The candles of Candlemas link the candles of Christmas with Good Friday and with the Easter hope symbolised in the Pascal candle. And so to paraphrase the words of Timothy Dudley-Smith’s hymn that draw on Simeon’s prophetic words in the Canticle Nunc Dimittis, as we watch and wait in our faithful vigil for Christ’s glory in that Easter hope, may our doubting cease, may God’s silent, suffering people find deliverance and freedom from oppression, may his servants find peace, may he complete in us his perfect will.
And now, may all praise, honour and glory be to God, Father, Son and Holy Spirit, Amen.
Almighty and everliving God,

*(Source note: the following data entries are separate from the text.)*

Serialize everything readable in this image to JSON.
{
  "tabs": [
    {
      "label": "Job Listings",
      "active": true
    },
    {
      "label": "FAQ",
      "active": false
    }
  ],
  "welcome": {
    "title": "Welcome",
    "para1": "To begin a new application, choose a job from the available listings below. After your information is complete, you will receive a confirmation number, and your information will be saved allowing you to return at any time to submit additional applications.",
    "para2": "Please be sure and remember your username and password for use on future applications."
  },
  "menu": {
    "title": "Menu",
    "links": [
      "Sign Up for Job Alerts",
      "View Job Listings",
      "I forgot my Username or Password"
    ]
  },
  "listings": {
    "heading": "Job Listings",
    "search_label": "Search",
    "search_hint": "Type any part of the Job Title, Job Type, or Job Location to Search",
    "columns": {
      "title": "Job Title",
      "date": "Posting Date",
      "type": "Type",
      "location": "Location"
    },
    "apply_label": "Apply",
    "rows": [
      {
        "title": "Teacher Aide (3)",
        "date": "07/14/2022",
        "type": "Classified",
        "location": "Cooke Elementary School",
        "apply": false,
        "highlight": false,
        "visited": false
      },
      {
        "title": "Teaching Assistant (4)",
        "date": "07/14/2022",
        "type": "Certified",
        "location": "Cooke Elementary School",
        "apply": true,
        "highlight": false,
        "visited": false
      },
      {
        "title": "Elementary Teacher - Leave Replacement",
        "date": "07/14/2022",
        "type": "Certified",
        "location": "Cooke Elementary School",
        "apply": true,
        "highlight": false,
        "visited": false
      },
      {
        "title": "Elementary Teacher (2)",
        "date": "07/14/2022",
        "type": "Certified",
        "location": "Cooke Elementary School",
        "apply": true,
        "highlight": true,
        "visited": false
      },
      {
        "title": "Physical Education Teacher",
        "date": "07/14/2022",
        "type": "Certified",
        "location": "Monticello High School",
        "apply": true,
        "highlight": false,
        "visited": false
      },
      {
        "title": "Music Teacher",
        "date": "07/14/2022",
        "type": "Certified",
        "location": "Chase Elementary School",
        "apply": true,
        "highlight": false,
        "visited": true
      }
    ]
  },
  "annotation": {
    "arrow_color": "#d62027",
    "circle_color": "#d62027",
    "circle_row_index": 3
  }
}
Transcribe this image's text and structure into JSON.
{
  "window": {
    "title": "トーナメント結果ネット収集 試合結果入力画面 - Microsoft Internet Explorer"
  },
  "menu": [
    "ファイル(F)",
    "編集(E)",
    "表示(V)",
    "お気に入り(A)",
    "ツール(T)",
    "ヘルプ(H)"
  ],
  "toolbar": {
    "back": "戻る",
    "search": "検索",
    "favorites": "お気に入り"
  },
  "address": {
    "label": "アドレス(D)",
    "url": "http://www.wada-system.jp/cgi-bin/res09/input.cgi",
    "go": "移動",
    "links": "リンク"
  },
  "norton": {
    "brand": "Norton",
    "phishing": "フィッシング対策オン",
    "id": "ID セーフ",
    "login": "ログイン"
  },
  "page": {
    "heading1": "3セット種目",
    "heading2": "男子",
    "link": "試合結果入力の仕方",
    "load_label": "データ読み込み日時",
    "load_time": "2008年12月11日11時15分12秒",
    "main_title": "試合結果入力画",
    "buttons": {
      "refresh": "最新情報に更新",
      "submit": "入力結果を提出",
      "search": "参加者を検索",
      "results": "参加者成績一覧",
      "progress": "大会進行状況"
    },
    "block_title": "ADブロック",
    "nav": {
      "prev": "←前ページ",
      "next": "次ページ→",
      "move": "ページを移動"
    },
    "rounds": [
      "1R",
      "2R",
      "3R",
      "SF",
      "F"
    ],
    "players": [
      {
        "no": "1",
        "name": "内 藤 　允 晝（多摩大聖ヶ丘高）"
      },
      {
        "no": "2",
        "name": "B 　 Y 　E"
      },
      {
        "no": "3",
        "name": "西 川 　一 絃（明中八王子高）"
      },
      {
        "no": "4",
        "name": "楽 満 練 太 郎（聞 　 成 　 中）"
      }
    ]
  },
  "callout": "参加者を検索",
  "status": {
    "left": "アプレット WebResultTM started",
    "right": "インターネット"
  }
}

clothed in majesty,
whose beloved Son was this day presented in the temple
in the substance of our mortal nature:
May we be presented to you with pure and clean hearts,
by your Son Jesus Christ our Lord.
Post Communion Prayer:
God, for whom we wait,
you fulfilled the hopes of Simeon and Anna,
who lived to welcome the Messiah.
Complete in us your perfect will,
that in Christ we may see your salvation,
for he is Lord for ever and ever.
The Revd Canon Professor Patrick Comerford is Lecturer in Anglicanism, Liturgy and Church History, the Church of Ireland Theological Institute, Dublin, an Adjunct Assistant Professor, Trinity College Dublin, and a canon of Christ Church Cathedral Dublin. This sermon was preached in Christ Church Cathedral Dublin, on the Feast of the Presentation, Sunday 2 February 2014.
A Song for Simeon, TS Eliot
Lord, the Roman hyacinths are blooming in bowls and
The winter sun creeps by the snow hills;
The stubborn season has made stand.
My life is light, waiting for the death wind,
Like a feather on the back of my hand.
Dust in sunlight and memory in corners
Wait for the wind that chills towards the dead land.
Grant us thy peace.
I have walked many years in this city,
Kept faith and fast, provided for the poor,
Have taken and given honour and ease.
There went never any rejected from my door.
Who shall remember my house, where shall live my children’s children
When the time of sorrow is come?
They will take to the goat’s path, and the fox’s home,
Fleeing from the foreign faces and the foreign swords.
Before the time of cords and scourges and lamentation
Grant us thy peace.
Before the stations of the mountain of desolation,
Before the certain hour of maternal sorrow,
Now at this birth season of decease,
Let the Infant, the still unspeaking and unspoken Word,
Grant Israel’s consolation
To one who has eighty years and no to-morrow.
According to thy word,
They shall praise Thee and suffer in every generation
With glory and derision,
Light upon light, mounting the saints’ stair.
Not for me the martyrdom, the ecstasy of thought and prayer,
Not for me the ultimate vision.
Grant me thy peace.
(And a sword shall pierce thy heart,
I am tired with my own life and the lives of those after me,
I am dying in my own death and the deaths of those after me.
Let thy servant depart,
Having seen thy salvation.